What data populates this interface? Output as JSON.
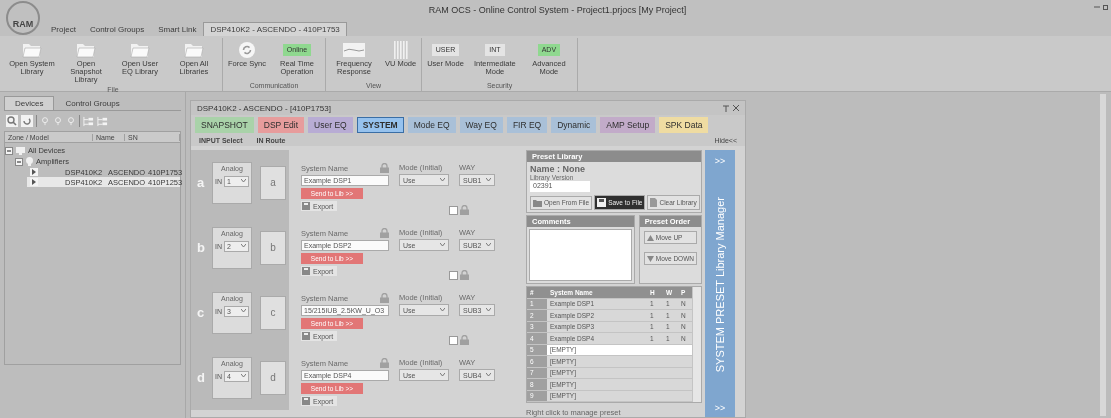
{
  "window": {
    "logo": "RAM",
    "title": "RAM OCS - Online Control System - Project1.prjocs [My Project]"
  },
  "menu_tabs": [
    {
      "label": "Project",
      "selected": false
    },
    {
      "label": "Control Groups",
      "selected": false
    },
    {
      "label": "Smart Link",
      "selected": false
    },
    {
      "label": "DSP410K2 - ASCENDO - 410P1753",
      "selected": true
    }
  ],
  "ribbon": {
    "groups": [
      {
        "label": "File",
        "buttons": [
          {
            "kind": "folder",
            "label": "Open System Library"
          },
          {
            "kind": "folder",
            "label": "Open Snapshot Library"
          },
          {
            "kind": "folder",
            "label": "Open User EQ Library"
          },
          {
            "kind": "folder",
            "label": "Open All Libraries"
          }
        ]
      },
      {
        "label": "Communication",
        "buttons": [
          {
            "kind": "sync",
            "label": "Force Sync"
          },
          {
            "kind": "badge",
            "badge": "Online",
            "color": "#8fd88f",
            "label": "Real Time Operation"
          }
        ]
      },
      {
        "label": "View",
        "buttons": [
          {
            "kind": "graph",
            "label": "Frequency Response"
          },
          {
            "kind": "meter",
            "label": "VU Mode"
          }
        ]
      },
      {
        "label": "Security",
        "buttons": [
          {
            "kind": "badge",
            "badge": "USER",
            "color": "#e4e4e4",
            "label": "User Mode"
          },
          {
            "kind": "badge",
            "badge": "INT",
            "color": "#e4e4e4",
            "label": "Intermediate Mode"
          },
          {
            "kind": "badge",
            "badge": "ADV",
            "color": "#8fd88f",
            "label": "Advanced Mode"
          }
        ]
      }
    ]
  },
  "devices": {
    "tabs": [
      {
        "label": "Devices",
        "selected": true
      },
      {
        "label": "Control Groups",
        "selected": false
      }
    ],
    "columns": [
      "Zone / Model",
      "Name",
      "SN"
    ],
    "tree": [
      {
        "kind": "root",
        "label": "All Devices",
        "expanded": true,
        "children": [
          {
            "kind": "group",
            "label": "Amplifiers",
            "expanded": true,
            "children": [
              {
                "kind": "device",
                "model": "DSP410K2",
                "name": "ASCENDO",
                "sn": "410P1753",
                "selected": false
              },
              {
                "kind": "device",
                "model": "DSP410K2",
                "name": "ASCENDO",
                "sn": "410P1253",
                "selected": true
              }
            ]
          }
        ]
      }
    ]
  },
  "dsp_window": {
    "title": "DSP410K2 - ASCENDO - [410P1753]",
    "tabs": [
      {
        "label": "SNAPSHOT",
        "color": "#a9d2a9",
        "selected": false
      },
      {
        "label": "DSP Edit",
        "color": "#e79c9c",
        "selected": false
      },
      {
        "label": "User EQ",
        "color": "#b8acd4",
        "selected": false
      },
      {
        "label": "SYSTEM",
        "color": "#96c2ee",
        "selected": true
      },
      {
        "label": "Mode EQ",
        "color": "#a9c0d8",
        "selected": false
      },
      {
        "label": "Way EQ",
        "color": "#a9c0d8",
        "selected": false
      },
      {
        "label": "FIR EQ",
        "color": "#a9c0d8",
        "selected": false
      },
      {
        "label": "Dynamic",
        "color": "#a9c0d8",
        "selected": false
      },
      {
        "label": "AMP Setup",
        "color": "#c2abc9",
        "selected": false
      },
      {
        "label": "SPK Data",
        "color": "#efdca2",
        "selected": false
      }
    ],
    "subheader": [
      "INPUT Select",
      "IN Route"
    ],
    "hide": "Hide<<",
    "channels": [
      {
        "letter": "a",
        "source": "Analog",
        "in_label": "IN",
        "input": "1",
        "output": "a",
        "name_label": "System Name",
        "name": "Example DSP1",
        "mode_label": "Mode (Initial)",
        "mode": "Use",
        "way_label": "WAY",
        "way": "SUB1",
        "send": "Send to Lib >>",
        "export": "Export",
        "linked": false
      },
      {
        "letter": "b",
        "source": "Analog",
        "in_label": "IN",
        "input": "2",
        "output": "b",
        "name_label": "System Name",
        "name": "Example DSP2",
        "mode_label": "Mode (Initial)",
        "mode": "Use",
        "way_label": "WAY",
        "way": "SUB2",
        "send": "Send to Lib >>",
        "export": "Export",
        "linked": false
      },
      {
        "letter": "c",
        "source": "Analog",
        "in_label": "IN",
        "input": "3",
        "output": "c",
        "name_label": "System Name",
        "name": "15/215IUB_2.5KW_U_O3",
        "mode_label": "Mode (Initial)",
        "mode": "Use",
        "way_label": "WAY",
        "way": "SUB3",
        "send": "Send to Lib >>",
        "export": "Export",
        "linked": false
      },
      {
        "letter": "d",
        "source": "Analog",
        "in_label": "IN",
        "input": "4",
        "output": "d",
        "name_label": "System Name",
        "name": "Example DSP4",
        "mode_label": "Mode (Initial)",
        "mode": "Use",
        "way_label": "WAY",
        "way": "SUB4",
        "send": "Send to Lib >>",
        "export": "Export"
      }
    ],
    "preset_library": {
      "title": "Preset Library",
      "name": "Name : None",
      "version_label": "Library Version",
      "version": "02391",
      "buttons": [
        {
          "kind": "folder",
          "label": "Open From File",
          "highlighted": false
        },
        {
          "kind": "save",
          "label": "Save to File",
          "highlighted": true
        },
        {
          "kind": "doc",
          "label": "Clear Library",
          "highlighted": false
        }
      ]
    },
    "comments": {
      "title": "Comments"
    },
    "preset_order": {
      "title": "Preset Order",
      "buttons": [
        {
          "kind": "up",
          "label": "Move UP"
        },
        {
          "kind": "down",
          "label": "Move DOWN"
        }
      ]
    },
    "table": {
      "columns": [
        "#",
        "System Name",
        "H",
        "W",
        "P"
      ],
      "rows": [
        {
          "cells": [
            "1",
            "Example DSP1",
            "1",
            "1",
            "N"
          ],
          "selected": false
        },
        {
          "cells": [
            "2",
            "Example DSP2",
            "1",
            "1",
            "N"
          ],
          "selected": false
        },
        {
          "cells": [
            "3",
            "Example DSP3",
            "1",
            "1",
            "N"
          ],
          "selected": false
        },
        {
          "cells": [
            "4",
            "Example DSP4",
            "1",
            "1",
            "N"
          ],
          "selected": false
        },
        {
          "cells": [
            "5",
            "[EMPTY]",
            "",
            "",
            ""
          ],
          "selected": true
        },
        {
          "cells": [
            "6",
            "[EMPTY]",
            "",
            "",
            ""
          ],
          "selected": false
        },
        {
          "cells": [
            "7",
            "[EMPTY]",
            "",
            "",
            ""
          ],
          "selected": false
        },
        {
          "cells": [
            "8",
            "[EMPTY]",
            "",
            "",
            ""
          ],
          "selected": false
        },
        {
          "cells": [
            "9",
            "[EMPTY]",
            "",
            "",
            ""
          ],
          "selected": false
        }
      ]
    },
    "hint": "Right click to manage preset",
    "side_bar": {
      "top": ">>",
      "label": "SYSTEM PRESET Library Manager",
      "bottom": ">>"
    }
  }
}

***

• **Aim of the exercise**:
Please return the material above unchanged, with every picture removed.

• **Exercise solution**:
What data populates this interface? Output as JSON.
{
  "window": {
    "logo": "RAM",
    "title": "RAM OCS - Online Control System - Project1.prjocs [My Project]"
  },
  "menu_tabs": [
    {
      "label": "Project",
      "selected": false
    },
    {
      "label": "Control Groups",
      "selected": false
    },
    {
      "label": "Smart Link",
      "selected": false
    },
    {
      "label": "DSP410K2 - ASCENDO - 410P1753",
      "selected": true
    }
  ],
  "ribbon": {
    "groups": [
      {
        "label": "File",
        "buttons": [
          {
            "kind": "folder",
            "label": "Open System Library"
          },
          {
            "kind": "folder",
            "label": "Open Snapshot Library"
          },
          {
            "kind": "folder",
            "label": "Open User EQ Library"
          },
          {
            "kind": "folder",
            "label": "Open All Libraries"
          }
        ]
      },
      {
        "label": "Communication",
        "buttons": [
          {
            "kind": "sync",
            "label": "Force Sync"
          },
          {
            "kind": "badge",
            "badge": "Online",
            "color": "#8fd88f",
            "label": "Real Time Operation"
          }
        ]
      },
      {
        "label": "View",
        "buttons": [
          {
            "kind": "graph",
            "label": "Frequency Response"
          },
          {
            "kind": "meter",
            "label": "VU Mode"
          }
        ]
      },
      {
        "label": "Security",
        "buttons": [
          {
            "kind": "badge",
            "badge": "USER",
            "color": "#e4e4e4",
            "label": "User Mode"
          },
          {
            "kind": "badge",
            "badge": "INT",
            "color": "#e4e4e4",
            "label": "Intermediate Mode"
          },
          {
            "kind": "badge",
            "badge": "ADV",
            "color": "#8fd88f",
            "label": "Advanced Mode"
          }
        ]
      }
    ]
  },
  "devices": {
    "tabs": [
      {
        "label": "Devices",
        "selected": true
      },
      {
        "label": "Control Groups",
        "selected": false
      }
    ],
    "columns": [
      "Zone / Model",
      "Name",
      "SN"
    ],
    "tree": [
      {
        "kind": "root",
        "label": "All Devices",
        "expanded": true,
        "children": [
          {
            "kind": "group",
            "label": "Amplifiers",
            "expanded": true,
            "children": [
              {
                "kind": "device",
                "model": "DSP410K2",
                "name": "ASCENDO",
                "sn": "410P1753",
                "selected": false
              },
              {
                "kind": "device",
                "model": "DSP410K2",
                "name": "ASCENDO",
                "sn": "410P1253",
                "selected": true
              }
            ]
          }
        ]
      }
    ]
  },
  "dsp_window": {
    "title": "DSP410K2 - ASCENDO - [410P1753]",
    "tabs": [
      {
        "label": "SNAPSHOT",
        "color": "#a9d2a9",
        "selected": false
      },
      {
        "label": "DSP Edit",
        "color": "#e79c9c",
        "selected": false
      },
      {
        "label": "User EQ",
        "color": "#b8acd4",
        "selected": false
      },
      {
        "label": "SYSTEM",
        "color": "#96c2ee",
        "selected": true
      },
      {
        "label": "Mode EQ",
        "color": "#a9c0d8",
        "selected": false
      },
      {
        "label": "Way EQ",
        "color": "#a9c0d8",
        "selected": false
      },
      {
        "label": "FIR EQ",
        "color": "#a9c0d8",
        "selected": false
      },
      {
        "label": "Dynamic",
        "color": "#a9c0d8",
        "selected": false
      },
      {
        "label": "AMP Setup",
        "color": "#c2abc9",
        "selected": false
      },
      {
        "label": "SPK Data",
        "color": "#efdca2",
        "selected": false
      }
    ],
    "subheader": [
      "INPUT Select",
      "IN Route"
    ],
    "hide": "Hide<<",
    "channels": [
      {
        "letter": "a",
        "source": "Analog",
        "in_label": "IN",
        "input": "1",
        "output": "a",
        "name_label": "System Name",
        "name": "Example DSP1",
        "mode_label": "Mode (Initial)",
        "mode": "Use",
        "way_label": "WAY",
        "way": "SUB1",
        "send": "Send to Lib >>",
        "export": "Export",
        "linked": false
      },
      {
        "letter": "b",
        "source": "Analog",
        "in_label": "IN",
        "input": "2",
        "output": "b",
        "name_label": "System Name",
        "name": "Example DSP2",
        "mode_label": "Mode (Initial)",
        "mode": "Use",
        "way_label": "WAY",
        "way": "SUB2",
        "send": "Send to Lib >>",
        "export": "Export",
        "linked": false
      },
      {
        "letter": "c",
        "source": "Analog",
        "in_label": "IN",
        "input": "3",
        "output": "c",
        "name_label": "System Name",
        "name": "15/215IUB_2.5KW_U_O3",
        "mode_label": "Mode (Initial)",
        "mode": "Use",
        "way_label": "WAY",
        "way": "SUB3",
        "send": "Send to Lib >>",
        "export": "Export",
        "linked": false
      },
      {
        "letter": "d",
        "source": "Analog",
        "in_label": "IN",
        "input": "4",
        "output": "d",
        "name_label": "System Name",
        "name": "Example DSP4",
        "mode_label": "Mode (Initial)",
        "mode": "Use",
        "way_label": "WAY",
        "way": "SUB4",
        "send": "Send to Lib >>",
        "export": "Export"
      }
    ],
    "preset_library": {
      "title": "Preset Library",
      "name": "Name : None",
      "version_label": "Library Version",
      "version": "02391",
      "buttons": [
        {
          "kind": "folder",
          "label": "Open From File",
          "highlighted": false
        },
        {
          "kind": "save",
          "label": "Save to File",
          "highlighted": true
        },
        {
          "kind": "doc",
          "label": "Clear Library",
          "highlighted": false
        }
      ]
    },
    "comments": {
      "title": "Comments"
    },
    "preset_order": {
      "title": "Preset Order",
      "buttons": [
        {
          "kind": "up",
          "label": "Move UP"
        },
        {
          "kind": "down",
          "label": "Move DOWN"
        }
      ]
    },
    "table": {
      "columns": [
        "#",
        "System Name",
        "H",
        "W",
        "P"
      ],
      "rows": [
        {
          "cells": [
            "1",
            "Example DSP1",
            "1",
            "1",
            "N"
          ],
          "selected": false
        },
        {
          "cells": [
            "2",
            "Example DSP2",
            "1",
            "1",
            "N"
          ],
          "selected": false
        },
        {
          "cells": [
            "3",
            "Example DSP3",
            "1",
            "1",
            "N"
          ],
          "selected": false
        },
        {
          "cells": [
            "4",
            "Example DSP4",
            "1",
            "1",
            "N"
          ],
          "selected": false
        },
        {
          "cells": [
            "5",
            "[EMPTY]",
            "",
            "",
            ""
          ],
          "selected": true
        },
        {
          "cells": [
            "6",
            "[EMPTY]",
            "",
            "",
            ""
          ],
          "selected": false
        },
        {
          "cells": [
            "7",
            "[EMPTY]",
            "",
            "",
            ""
          ],
          "selected": false
        },
        {
          "cells": [
            "8",
            "[EMPTY]",
            "",
            "",
            ""
          ],
          "selected": false
        },
        {
          "cells": [
            "9",
            "[EMPTY]",
            "",
            "",
            ""
          ],
          "selected": false
        }
      ]
    },
    "hint": "Right click to manage preset",
    "side_bar": {
      "top": ">>",
      "label": "SYSTEM PRESET Library Manager",
      "bottom": ">>"
    }
  }
}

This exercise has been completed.